I really enjoy games in which the player’s actions somehow evoke the in-fiction actions they’re associated with. For flight simulators and driving games, that’s easy to accomplish: just get a flight stick or a wheel, and the challenge is well on the way to being met. Genres that don’t have dedicated controllers on the market are trickier.
Missives from the Front is a quick stab at a fiction-compliant controller for the strategy genre. It simulates something of the experience of a general from the Napoleonic era: great billowing clouds of smoke obscure your vision of the battlefield, and so you are reliant on messages you receive from your subordinates to figure out what is going on. Similarly, you communicate your orders only indirectly by telling those same subordinates what to do.
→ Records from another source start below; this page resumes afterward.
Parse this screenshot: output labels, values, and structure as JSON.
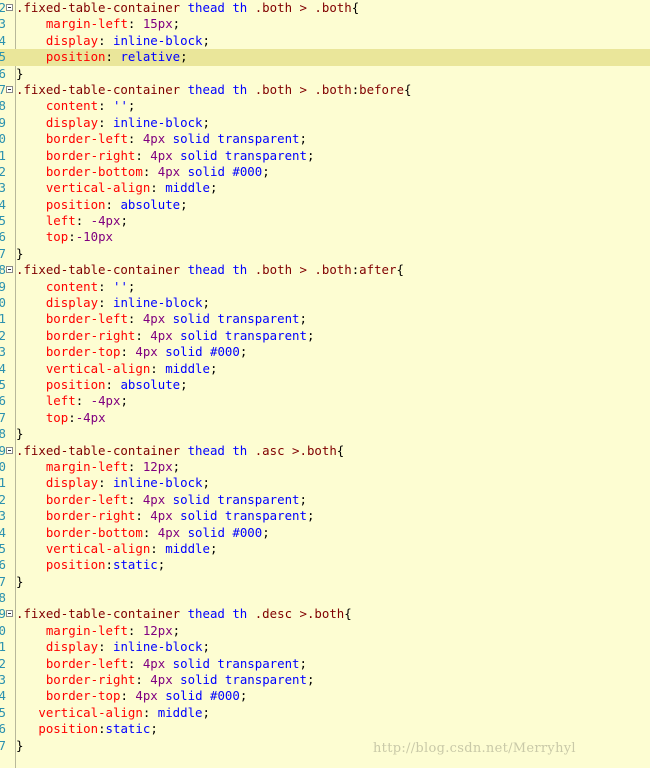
{
  "editor": {
    "lines": [
      {
        "ln": "2",
        "fold": true,
        "tokens": [
          [
            "sel",
            ".fixed-table-container "
          ],
          [
            "kw",
            "thead th"
          ],
          [
            "sel",
            " .both > .both"
          ],
          [
            "pun",
            "{"
          ]
        ]
      },
      {
        "ln": "3",
        "tokens": [
          [
            "pun",
            "    "
          ],
          [
            "prop",
            "margin-left"
          ],
          [
            "pun",
            ": "
          ],
          [
            "num",
            "15px"
          ],
          [
            "pun",
            ";"
          ]
        ]
      },
      {
        "ln": "4",
        "tokens": [
          [
            "pun",
            "    "
          ],
          [
            "prop",
            "display"
          ],
          [
            "pun",
            ": "
          ],
          [
            "val",
            "inline-block"
          ],
          [
            "pun",
            ";"
          ]
        ]
      },
      {
        "ln": "5",
        "hl": true,
        "tokens": [
          [
            "pun",
            "    "
          ],
          [
            "prop",
            "position"
          ],
          [
            "pun",
            ": "
          ],
          [
            "val",
            "relative"
          ],
          [
            "pun",
            ";"
          ]
        ]
      },
      {
        "ln": "6",
        "tokens": [
          [
            "pun",
            "}"
          ]
        ]
      },
      {
        "ln": "7",
        "fold": true,
        "tokens": [
          [
            "sel",
            ".fixed-table-container "
          ],
          [
            "kw",
            "thead th"
          ],
          [
            "sel",
            " .both > .both"
          ],
          [
            "pun",
            ":"
          ],
          [
            "sel",
            "before"
          ],
          [
            "pun",
            "{"
          ]
        ]
      },
      {
        "ln": "8",
        "tokens": [
          [
            "pun",
            "    "
          ],
          [
            "prop",
            "content"
          ],
          [
            "pun",
            ": "
          ],
          [
            "val",
            "''"
          ],
          [
            "pun",
            ";"
          ]
        ]
      },
      {
        "ln": "9",
        "tokens": [
          [
            "pun",
            "    "
          ],
          [
            "prop",
            "display"
          ],
          [
            "pun",
            ": "
          ],
          [
            "val",
            "inline-block"
          ],
          [
            "pun",
            ";"
          ]
        ]
      },
      {
        "ln": "0",
        "tokens": [
          [
            "pun",
            "    "
          ],
          [
            "prop",
            "border-left"
          ],
          [
            "pun",
            ": "
          ],
          [
            "num",
            "4px"
          ],
          [
            "val",
            " solid transparent"
          ],
          [
            "pun",
            ";"
          ]
        ]
      },
      {
        "ln": "1",
        "tokens": [
          [
            "pun",
            "    "
          ],
          [
            "prop",
            "border-right"
          ],
          [
            "pun",
            ": "
          ],
          [
            "num",
            "4px"
          ],
          [
            "val",
            " solid transparent"
          ],
          [
            "pun",
            ";"
          ]
        ]
      },
      {
        "ln": "2",
        "tokens": [
          [
            "pun",
            "    "
          ],
          [
            "prop",
            "border-bottom"
          ],
          [
            "pun",
            ": "
          ],
          [
            "num",
            "4px"
          ],
          [
            "val",
            " solid #000"
          ],
          [
            "pun",
            ";"
          ]
        ]
      },
      {
        "ln": "3",
        "tokens": [
          [
            "pun",
            "    "
          ],
          [
            "prop",
            "vertical-align"
          ],
          [
            "pun",
            ": "
          ],
          [
            "val",
            "middle"
          ],
          [
            "pun",
            ";"
          ]
        ]
      },
      {
        "ln": "4",
        "tokens": [
          [
            "pun",
            "    "
          ],
          [
            "prop",
            "position"
          ],
          [
            "pun",
            ": "
          ],
          [
            "val",
            "absolute"
          ],
          [
            "pun",
            ";"
          ]
        ]
      },
      {
        "ln": "5",
        "tokens": [
          [
            "pun",
            "    "
          ],
          [
            "prop",
            "left"
          ],
          [
            "pun",
            ": "
          ],
          [
            "num",
            "-4px"
          ],
          [
            "pun",
            ";"
          ]
        ]
      },
      {
        "ln": "6",
        "tokens": [
          [
            "pun",
            "    "
          ],
          [
            "prop",
            "top"
          ],
          [
            "pun",
            ":"
          ],
          [
            "num",
            "-10px"
          ]
        ]
      },
      {
        "ln": "7",
        "tokens": [
          [
            "pun",
            "}"
          ]
        ]
      },
      {
        "ln": "8",
        "fold": true,
        "tokens": [
          [
            "sel",
            ".fixed-table-container "
          ],
          [
            "kw",
            "thead th"
          ],
          [
            "sel",
            " .both > .both"
          ],
          [
            "pun",
            ":"
          ],
          [
            "sel",
            "after"
          ],
          [
            "pun",
            "{"
          ]
        ]
      },
      {
        "ln": "9",
        "tokens": [
          [
            "pun",
            "    "
          ],
          [
            "prop",
            "content"
          ],
          [
            "pun",
            ": "
          ],
          [
            "val",
            "''"
          ],
          [
            "pun",
            ";"
          ]
        ]
      },
      {
        "ln": "0",
        "tokens": [
          [
            "pun",
            "    "
          ],
          [
            "prop",
            "display"
          ],
          [
            "pun",
            ": "
          ],
          [
            "val",
            "inline-block"
          ],
          [
            "pun",
            ";"
          ]
        ]
      },
      {
        "ln": "1",
        "tokens": [
          [
            "pun",
            "    "
          ],
          [
            "prop",
            "border-left"
          ],
          [
            "pun",
            ": "
          ],
          [
            "num",
            "4px"
          ],
          [
            "val",
            " solid transparent"
          ],
          [
            "pun",
            ";"
          ]
        ]
      },
      {
        "ln": "2",
        "tokens": [
          [
            "pun",
            "    "
          ],
          [
            "prop",
            "border-right"
          ],
          [
            "pun",
            ": "
          ],
          [
            "num",
            "4px"
          ],
          [
            "val",
            " solid transparent"
          ],
          [
            "pun",
            ";"
          ]
        ]
      },
      {
        "ln": "3",
        "tokens": [
          [
            "pun",
            "    "
          ],
          [
            "prop",
            "border-top"
          ],
          [
            "pun",
            ": "
          ],
          [
            "num",
            "4px"
          ],
          [
            "val",
            " solid #000"
          ],
          [
            "pun",
            ";"
          ]
        ]
      },
      {
        "ln": "4",
        "tokens": [
          [
            "pun",
            "    "
          ],
          [
            "prop",
            "vertical-align"
          ],
          [
            "pun",
            ": "
          ],
          [
            "val",
            "middle"
          ],
          [
            "pun",
            ";"
          ]
        ]
      },
      {
        "ln": "5",
        "tokens": [
          [
            "pun",
            "    "
          ],
          [
            "prop",
            "position"
          ],
          [
            "pun",
            ": "
          ],
          [
            "val",
            "absolute"
          ],
          [
            "pun",
            ";"
          ]
        ]
      },
      {
        "ln": "6",
        "tokens": [
          [
            "pun",
            "    "
          ],
          [
            "prop",
            "left"
          ],
          [
            "pun",
            ": "
          ],
          [
            "num",
            "-4px"
          ],
          [
            "pun",
            ";"
          ]
        ]
      },
      {
        "ln": "7",
        "tokens": [
          [
            "pun",
            "    "
          ],
          [
            "prop",
            "top"
          ],
          [
            "pun",
            ":"
          ],
          [
            "num",
            "-4px"
          ]
        ]
      },
      {
        "ln": "8",
        "tokens": [
          [
            "pun",
            "}"
          ]
        ]
      },
      {
        "ln": "9",
        "fold": true,
        "tokens": [
          [
            "sel",
            ".fixed-table-container "
          ],
          [
            "kw",
            "thead th"
          ],
          [
            "sel",
            " .asc >.both"
          ],
          [
            "pun",
            "{"
          ]
        ]
      },
      {
        "ln": "0",
        "tokens": [
          [
            "pun",
            "    "
          ],
          [
            "prop",
            "margin-left"
          ],
          [
            "pun",
            ": "
          ],
          [
            "num",
            "12px"
          ],
          [
            "pun",
            ";"
          ]
        ]
      },
      {
        "ln": "1",
        "tokens": [
          [
            "pun",
            "    "
          ],
          [
            "prop",
            "display"
          ],
          [
            "pun",
            ": "
          ],
          [
            "val",
            "inline-block"
          ],
          [
            "pun",
            ";"
          ]
        ]
      },
      {
        "ln": "2",
        "tokens": [
          [
            "pun",
            "    "
          ],
          [
            "prop",
            "border-left"
          ],
          [
            "pun",
            ": "
          ],
          [
            "num",
            "4px"
          ],
          [
            "val",
            " solid transparent"
          ],
          [
            "pun",
            ";"
          ]
        ]
      },
      {
        "ln": "3",
        "tokens": [
          [
            "pun",
            "    "
          ],
          [
            "prop",
            "border-right"
          ],
          [
            "pun",
            ": "
          ],
          [
            "num",
            "4px"
          ],
          [
            "val",
            " solid transparent"
          ],
          [
            "pun",
            ";"
          ]
        ]
      },
      {
        "ln": "4",
        "tokens": [
          [
            "pun",
            "    "
          ],
          [
            "prop",
            "border-bottom"
          ],
          [
            "pun",
            ": "
          ],
          [
            "num",
            "4px"
          ],
          [
            "val",
            " solid #000"
          ],
          [
            "pun",
            ";"
          ]
        ]
      },
      {
        "ln": "5",
        "tokens": [
          [
            "pun",
            "    "
          ],
          [
            "prop",
            "vertical-align"
          ],
          [
            "pun",
            ": "
          ],
          [
            "val",
            "middle"
          ],
          [
            "pun",
            ";"
          ]
        ]
      },
      {
        "ln": "6",
        "tokens": [
          [
            "pun",
            "    "
          ],
          [
            "prop",
            "position"
          ],
          [
            "pun",
            ":"
          ],
          [
            "val",
            "static"
          ],
          [
            "pun",
            ";"
          ]
        ]
      },
      {
        "ln": "7",
        "tokens": [
          [
            "pun",
            "}"
          ]
        ]
      },
      {
        "ln": "8",
        "tokens": []
      },
      {
        "ln": "9",
        "fold": true,
        "tokens": [
          [
            "sel",
            ".fixed-table-container "
          ],
          [
            "kw",
            "thead th"
          ],
          [
            "sel",
            " .desc >.both"
          ],
          [
            "pun",
            "{"
          ]
        ]
      },
      {
        "ln": "0",
        "tokens": [
          [
            "pun",
            "    "
          ],
          [
            "prop",
            "margin-left"
          ],
          [
            "pun",
            ": "
          ],
          [
            "num",
            "12px"
          ],
          [
            "pun",
            ";"
          ]
        ]
      },
      {
        "ln": "1",
        "tokens": [
          [
            "pun",
            "    "
          ],
          [
            "prop",
            "display"
          ],
          [
            "pun",
            ": "
          ],
          [
            "val",
            "inline-block"
          ],
          [
            "pun",
            ";"
          ]
        ]
      },
      {
        "ln": "2",
        "tokens": [
          [
            "pun",
            "    "
          ],
          [
            "prop",
            "border-left"
          ],
          [
            "pun",
            ": "
          ],
          [
            "num",
            "4px"
          ],
          [
            "val",
            " solid transparent"
          ],
          [
            "pun",
            ";"
          ]
        ]
      },
      {
        "ln": "3",
        "tokens": [
          [
            "pun",
            "    "
          ],
          [
            "prop",
            "border-right"
          ],
          [
            "pun",
            ": "
          ],
          [
            "num",
            "4px"
          ],
          [
            "val",
            " solid transparent"
          ],
          [
            "pun",
            ";"
          ]
        ]
      },
      {
        "ln": "4",
        "tokens": [
          [
            "pun",
            "    "
          ],
          [
            "prop",
            "border-top"
          ],
          [
            "pun",
            ": "
          ],
          [
            "num",
            "4px"
          ],
          [
            "val",
            " solid #000"
          ],
          [
            "pun",
            ";"
          ]
        ]
      },
      {
        "ln": "5",
        "tokens": [
          [
            "pun",
            "   "
          ],
          [
            "prop",
            "vertical-align"
          ],
          [
            "pun",
            ": "
          ],
          [
            "val",
            "middle"
          ],
          [
            "pun",
            ";"
          ]
        ]
      },
      {
        "ln": "6",
        "tokens": [
          [
            "pun",
            "   "
          ],
          [
            "prop",
            "position"
          ],
          [
            "pun",
            ":"
          ],
          [
            "val",
            "static"
          ],
          [
            "pun",
            ";"
          ]
        ]
      },
      {
        "ln": "7",
        "tokens": [
          [
            "pun",
            "}"
          ]
        ]
      }
    ]
  },
  "watermark": "http://blog.csdn.net/Merryhyl",
  "colors": {
    "background": "#fdfdd2",
    "highlight": "#eae69a",
    "selector": "#800000",
    "keyword": "#0000ff",
    "property": "#ff0000",
    "value": "#0000ff",
    "number": "#800080",
    "line_number": "#2b91af"
  },
  "icons": {
    "fold": "collapse-box-icon"
  }
}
The underlying simulation in Missives from the Front is a painfully simple rock-paper-scissors relationship; the opponent plays randomly, so there isn’t much in the way of strategy to be employed. Furthermore, typing into a text file doesn’t give quite the feeling of writing a letter. A better version of the game might employ some kind of OCR to read hand-drafted orders–and would be quite out of scope. 😉
For all its limits, though, I’m pleased with how Missives from the Front turned out. I feel that it did exactly what a one-week prototype ought to do: help me learn some new technical skills while also allowing me to explore a wacky concept.
Note: Since Missives from the Front requires going into the game’s file structure, I’ve uploaded it here as a ZIP file. You’ll need Unity to run it.